While large agricultural giants who rely on mass-production of foods in feedlots and through other industrial means may sicken hundreds of people each year and recall millions of pounds of turkey and other foods, the threat they create to public health is ignored while government agencies instead choose to focus their energies on shutting down small farmers – the very people who don’t have the means to defend themselves.
The cost of legal expenses is insurmountable.
The small family farms that find themselves raided, their product seized and their ability to do business effectively quashed do not employ the string of attorneys that large agricultural businesses have access to. They’re simple, small farms – like the ones I visit each season and the ones you support when you shop at your local farmers market. Further, raids can shake the very core of these families – some of whom have struggled to keep small children calm while armed officers go through their foods, their personal belongings and their computers.
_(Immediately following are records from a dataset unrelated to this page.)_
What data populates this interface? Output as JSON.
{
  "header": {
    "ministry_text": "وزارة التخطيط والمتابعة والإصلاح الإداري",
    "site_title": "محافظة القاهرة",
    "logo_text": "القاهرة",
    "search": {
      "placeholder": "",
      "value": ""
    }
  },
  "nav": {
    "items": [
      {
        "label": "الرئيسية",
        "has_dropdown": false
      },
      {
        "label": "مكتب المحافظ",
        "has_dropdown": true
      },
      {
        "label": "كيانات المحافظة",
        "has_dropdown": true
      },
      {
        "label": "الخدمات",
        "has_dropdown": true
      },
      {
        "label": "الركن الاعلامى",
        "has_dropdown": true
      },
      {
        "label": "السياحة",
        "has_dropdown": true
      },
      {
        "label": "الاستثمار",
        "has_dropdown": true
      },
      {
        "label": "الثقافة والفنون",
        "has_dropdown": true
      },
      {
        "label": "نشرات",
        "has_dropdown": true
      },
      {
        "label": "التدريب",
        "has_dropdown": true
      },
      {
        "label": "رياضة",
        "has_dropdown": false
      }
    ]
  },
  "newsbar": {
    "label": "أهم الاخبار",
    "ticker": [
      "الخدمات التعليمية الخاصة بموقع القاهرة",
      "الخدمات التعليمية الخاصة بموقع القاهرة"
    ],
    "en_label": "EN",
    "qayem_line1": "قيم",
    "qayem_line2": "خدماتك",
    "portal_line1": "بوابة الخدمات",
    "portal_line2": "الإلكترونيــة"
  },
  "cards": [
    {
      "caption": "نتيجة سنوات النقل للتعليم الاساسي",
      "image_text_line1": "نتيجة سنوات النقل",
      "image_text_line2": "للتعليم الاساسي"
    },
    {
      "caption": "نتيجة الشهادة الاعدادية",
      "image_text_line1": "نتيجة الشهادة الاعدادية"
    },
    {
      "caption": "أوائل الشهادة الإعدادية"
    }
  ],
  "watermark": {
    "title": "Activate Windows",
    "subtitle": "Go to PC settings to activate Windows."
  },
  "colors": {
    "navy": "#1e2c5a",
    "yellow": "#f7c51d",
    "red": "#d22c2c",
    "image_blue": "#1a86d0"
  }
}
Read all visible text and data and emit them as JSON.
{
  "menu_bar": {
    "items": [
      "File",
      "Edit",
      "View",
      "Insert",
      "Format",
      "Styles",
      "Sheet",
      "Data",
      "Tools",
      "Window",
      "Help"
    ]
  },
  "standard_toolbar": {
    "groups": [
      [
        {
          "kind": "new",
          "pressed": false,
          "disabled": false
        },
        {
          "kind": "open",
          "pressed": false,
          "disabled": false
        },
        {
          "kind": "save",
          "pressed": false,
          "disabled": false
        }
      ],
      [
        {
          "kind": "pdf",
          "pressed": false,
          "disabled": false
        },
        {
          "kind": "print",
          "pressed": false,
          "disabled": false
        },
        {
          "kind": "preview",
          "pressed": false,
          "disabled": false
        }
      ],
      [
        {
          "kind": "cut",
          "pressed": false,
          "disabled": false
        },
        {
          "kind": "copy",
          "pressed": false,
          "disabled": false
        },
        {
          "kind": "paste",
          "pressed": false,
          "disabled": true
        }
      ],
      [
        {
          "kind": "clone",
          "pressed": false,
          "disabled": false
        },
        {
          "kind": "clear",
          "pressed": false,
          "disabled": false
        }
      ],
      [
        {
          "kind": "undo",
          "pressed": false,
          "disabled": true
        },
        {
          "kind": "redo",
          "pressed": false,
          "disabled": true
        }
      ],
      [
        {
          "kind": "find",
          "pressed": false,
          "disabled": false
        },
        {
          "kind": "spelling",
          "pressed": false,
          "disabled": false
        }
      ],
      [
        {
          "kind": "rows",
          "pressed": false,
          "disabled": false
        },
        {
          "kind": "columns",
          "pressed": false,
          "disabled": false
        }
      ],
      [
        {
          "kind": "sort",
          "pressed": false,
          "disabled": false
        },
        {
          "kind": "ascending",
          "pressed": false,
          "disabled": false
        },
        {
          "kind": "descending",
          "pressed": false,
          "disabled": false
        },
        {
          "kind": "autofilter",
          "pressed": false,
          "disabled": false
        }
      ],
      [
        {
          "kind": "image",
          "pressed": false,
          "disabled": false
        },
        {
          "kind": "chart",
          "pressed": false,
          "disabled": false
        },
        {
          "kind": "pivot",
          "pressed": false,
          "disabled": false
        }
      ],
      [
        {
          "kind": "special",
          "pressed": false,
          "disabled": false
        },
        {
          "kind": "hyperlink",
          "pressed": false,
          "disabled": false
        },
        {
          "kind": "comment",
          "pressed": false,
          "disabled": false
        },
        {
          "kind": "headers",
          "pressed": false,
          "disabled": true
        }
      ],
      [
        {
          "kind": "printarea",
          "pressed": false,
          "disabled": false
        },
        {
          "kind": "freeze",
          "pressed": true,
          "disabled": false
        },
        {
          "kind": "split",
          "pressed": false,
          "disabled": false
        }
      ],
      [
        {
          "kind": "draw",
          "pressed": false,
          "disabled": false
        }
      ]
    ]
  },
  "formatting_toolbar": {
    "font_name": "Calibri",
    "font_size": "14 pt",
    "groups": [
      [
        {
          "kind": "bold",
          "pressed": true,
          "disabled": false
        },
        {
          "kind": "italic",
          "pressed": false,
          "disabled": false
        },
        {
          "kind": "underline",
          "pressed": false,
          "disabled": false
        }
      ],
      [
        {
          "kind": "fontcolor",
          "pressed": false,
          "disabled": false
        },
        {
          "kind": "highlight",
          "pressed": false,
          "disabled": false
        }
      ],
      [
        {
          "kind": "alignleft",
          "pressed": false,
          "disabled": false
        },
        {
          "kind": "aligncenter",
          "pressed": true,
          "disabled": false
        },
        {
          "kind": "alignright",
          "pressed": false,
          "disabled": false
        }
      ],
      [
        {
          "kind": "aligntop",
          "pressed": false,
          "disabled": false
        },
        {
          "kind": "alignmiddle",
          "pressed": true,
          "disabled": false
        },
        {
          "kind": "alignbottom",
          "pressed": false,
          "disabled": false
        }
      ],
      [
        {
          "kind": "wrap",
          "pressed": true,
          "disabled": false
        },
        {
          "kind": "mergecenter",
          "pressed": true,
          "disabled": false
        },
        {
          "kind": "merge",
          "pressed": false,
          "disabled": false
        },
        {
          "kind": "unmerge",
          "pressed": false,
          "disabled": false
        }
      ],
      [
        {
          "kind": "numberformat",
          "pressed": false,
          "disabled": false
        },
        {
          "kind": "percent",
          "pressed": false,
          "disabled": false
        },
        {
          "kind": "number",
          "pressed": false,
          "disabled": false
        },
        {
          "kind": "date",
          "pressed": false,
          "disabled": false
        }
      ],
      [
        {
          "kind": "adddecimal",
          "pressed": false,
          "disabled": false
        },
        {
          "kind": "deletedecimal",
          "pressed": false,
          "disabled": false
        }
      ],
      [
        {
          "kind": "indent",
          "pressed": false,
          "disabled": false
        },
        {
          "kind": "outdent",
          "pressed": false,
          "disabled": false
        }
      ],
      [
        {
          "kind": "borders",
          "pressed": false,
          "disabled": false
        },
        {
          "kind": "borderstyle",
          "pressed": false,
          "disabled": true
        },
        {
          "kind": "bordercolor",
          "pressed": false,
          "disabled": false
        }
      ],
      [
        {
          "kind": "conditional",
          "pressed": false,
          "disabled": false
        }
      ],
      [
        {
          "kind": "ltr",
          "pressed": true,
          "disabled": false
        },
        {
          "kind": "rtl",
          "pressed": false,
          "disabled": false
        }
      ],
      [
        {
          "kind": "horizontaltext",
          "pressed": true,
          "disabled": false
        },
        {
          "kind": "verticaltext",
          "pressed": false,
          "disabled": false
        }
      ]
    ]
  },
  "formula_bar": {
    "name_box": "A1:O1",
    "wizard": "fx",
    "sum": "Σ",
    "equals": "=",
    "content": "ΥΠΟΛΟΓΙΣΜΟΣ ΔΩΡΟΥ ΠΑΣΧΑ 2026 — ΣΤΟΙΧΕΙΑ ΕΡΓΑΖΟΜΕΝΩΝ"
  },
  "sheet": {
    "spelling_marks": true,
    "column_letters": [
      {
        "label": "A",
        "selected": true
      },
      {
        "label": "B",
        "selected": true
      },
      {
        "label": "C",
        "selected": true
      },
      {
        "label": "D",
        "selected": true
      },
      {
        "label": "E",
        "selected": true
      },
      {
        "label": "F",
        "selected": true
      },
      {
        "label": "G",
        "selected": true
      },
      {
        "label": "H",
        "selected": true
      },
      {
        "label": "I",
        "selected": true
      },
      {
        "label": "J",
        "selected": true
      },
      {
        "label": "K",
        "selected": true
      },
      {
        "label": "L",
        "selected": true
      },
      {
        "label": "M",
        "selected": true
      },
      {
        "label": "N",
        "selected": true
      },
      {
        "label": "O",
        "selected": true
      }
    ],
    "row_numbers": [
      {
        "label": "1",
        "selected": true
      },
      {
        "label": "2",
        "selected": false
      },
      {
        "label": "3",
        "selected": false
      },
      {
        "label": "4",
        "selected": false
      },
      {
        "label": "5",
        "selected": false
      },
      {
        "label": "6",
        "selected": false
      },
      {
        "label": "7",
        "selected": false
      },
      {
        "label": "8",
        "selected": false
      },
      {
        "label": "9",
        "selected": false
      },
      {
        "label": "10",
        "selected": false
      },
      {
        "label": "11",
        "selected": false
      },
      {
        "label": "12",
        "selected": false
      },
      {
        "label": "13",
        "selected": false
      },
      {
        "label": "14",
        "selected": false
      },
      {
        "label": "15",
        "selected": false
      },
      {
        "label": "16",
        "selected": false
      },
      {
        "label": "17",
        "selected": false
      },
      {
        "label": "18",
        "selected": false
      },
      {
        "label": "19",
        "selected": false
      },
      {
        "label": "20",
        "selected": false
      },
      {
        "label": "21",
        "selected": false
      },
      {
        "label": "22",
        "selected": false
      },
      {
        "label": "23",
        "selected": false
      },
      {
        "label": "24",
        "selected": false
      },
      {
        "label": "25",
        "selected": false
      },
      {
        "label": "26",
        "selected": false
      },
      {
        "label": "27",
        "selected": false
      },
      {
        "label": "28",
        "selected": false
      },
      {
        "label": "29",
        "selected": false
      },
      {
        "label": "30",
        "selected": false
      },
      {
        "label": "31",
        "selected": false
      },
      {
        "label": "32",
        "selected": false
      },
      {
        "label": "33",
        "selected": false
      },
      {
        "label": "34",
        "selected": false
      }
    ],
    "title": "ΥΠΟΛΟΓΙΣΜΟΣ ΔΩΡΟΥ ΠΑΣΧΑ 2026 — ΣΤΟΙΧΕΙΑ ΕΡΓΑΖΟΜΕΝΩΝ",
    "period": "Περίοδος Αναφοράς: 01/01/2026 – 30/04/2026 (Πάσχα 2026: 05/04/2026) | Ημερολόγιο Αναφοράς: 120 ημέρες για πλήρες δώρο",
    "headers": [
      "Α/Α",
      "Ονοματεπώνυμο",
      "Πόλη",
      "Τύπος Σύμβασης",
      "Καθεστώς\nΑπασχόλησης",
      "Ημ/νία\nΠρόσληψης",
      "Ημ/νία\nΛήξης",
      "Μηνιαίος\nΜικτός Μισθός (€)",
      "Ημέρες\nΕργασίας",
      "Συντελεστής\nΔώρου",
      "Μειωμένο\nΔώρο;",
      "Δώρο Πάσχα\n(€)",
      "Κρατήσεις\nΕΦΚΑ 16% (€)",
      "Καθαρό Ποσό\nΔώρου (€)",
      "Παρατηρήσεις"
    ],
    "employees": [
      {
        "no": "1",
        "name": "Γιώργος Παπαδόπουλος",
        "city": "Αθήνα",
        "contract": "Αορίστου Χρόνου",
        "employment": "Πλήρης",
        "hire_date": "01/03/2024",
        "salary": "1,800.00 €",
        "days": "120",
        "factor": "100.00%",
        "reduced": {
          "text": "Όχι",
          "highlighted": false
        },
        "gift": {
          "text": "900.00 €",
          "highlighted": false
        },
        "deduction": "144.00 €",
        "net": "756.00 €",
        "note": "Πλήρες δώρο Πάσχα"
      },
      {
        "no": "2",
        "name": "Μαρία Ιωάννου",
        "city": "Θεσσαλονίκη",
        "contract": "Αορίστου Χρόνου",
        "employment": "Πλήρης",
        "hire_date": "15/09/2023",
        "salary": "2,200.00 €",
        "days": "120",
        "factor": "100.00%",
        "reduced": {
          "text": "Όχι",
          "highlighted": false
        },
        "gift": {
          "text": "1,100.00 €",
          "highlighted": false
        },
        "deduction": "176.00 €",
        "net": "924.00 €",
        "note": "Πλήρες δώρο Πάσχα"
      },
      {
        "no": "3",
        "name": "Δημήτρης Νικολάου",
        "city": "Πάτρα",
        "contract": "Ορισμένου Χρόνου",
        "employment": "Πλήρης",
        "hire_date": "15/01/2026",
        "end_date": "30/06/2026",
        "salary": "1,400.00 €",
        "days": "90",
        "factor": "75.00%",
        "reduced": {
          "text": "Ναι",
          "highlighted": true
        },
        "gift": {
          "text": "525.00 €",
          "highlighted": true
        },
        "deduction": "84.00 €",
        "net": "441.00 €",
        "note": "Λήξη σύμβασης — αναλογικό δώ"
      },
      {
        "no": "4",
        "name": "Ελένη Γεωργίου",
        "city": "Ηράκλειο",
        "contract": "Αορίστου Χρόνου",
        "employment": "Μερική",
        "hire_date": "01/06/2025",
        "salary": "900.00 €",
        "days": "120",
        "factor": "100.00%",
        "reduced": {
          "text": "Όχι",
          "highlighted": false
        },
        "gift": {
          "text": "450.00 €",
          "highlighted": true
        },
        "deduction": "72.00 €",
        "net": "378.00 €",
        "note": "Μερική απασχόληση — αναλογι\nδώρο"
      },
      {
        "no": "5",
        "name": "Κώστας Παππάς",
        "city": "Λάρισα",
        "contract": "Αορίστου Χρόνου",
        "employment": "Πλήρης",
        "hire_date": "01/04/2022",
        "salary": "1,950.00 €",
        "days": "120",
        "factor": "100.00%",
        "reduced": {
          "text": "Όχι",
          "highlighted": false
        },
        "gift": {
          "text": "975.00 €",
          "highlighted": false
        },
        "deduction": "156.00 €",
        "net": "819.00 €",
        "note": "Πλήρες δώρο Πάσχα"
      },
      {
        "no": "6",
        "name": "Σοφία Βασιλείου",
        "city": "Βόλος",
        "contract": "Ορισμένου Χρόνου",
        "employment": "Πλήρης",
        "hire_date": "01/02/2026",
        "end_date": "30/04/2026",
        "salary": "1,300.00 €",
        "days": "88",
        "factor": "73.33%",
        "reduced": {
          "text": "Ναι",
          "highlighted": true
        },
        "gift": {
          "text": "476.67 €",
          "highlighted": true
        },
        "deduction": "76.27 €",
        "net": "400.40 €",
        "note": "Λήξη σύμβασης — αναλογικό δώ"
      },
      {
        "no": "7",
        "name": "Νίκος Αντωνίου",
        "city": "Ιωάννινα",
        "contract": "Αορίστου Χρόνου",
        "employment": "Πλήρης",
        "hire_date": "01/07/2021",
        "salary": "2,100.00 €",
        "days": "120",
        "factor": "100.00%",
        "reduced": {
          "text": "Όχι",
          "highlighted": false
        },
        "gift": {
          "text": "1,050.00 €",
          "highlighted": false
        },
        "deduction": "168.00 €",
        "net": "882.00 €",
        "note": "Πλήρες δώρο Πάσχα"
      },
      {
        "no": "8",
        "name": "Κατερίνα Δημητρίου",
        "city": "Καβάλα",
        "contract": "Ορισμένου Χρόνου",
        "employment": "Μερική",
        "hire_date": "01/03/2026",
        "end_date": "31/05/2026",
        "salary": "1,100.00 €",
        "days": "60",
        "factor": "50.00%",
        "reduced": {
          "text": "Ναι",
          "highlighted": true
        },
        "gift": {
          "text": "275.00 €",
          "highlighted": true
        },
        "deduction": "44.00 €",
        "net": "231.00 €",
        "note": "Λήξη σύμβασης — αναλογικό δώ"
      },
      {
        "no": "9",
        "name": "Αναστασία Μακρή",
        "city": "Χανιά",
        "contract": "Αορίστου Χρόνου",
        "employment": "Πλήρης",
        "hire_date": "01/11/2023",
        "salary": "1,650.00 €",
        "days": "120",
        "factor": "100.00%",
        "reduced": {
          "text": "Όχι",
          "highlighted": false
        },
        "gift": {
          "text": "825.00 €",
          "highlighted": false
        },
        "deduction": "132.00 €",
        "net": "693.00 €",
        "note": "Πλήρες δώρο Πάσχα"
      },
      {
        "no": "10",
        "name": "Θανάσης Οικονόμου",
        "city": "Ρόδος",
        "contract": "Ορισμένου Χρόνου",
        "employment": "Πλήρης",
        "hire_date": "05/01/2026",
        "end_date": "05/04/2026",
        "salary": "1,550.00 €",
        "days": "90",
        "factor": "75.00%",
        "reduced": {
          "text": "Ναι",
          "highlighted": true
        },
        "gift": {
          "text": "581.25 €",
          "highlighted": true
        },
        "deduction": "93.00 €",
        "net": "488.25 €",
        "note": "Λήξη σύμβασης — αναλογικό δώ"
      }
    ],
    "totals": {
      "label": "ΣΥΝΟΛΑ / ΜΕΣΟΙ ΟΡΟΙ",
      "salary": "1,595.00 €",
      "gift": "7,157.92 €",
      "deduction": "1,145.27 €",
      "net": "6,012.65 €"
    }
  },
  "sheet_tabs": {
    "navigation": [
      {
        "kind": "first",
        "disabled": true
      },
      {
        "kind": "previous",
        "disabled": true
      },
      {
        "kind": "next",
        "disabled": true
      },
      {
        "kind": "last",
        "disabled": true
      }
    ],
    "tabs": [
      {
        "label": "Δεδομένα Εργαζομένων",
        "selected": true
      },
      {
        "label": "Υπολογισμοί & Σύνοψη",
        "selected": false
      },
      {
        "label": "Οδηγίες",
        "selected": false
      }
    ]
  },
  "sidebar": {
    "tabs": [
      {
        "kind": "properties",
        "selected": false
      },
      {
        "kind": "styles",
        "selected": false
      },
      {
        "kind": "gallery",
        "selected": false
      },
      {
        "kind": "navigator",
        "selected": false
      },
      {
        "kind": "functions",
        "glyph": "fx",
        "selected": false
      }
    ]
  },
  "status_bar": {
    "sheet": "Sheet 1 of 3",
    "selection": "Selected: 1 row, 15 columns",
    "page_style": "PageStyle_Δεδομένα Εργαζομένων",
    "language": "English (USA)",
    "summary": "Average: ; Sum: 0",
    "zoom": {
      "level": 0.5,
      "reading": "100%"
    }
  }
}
The cost of hiring attorneys in the wake of a raid or product seizure and the years it can take in court is often insurmountable, and like any small business or family just struggling to make it, they haven’t the financial resources to hire expert attorneys or to seek out advocates that can help them.
I chose to stop complaining and start acting.
Each year seems to bring another story of another small farm raided, while the recalls of industrial agriculture grow and grow. The injustice is staggering.
Like you, I wonder, “Why’s the government worried about my favorite artisanal cheese when more industrial beef is recalled because of e. coli contamination? Why is the government worried about my raw milk when 300,000 cases of apples are recalled for listeria?
More importantly, why are small farms with so few defenses so consistently targeted?
Instead of complaining, instead of sighing in exasperation, I chose to act. Not only do I spread the word about these cases, but also I choose to support the Farm-to-consumer Legal Defense Fund with my financial donation.
While I may celebrate the beauty of small farms and shop farm-direct through CSAs and farmers markets, I know that it is my commitment to supporting advocacy for these small farms that really counts.
How to Support the Farm-to-Consumer Legal Defense Fund
If you similarly find yourself outraged by the growing attack on small farms, if you feel frustrated by the injustice behind raids on small farms while industrial agricultural giants can sicken the population with impunity, and if you’re wondering what you can do, I strongly urge you to become a member of the Farm-to-consumer Legal Defense Fund
This not-for-profit organization fights for the rights of small farms, and protects your access to the foods of your choice as a consumer.
Please Donate to the Fund by August 31st.
While you’re donation to the Farm-to-consumer Legal Defense Fund is always welcome, right now the Fund is undertaking its annual FUNdraiser in Virginia, where I’ve volunteered my time to sit on a panel discussion focused on community activism. Even if you can’t attend the weekend, please give what you can to support this organization’s continued efforts to protect small farms and consumer rights.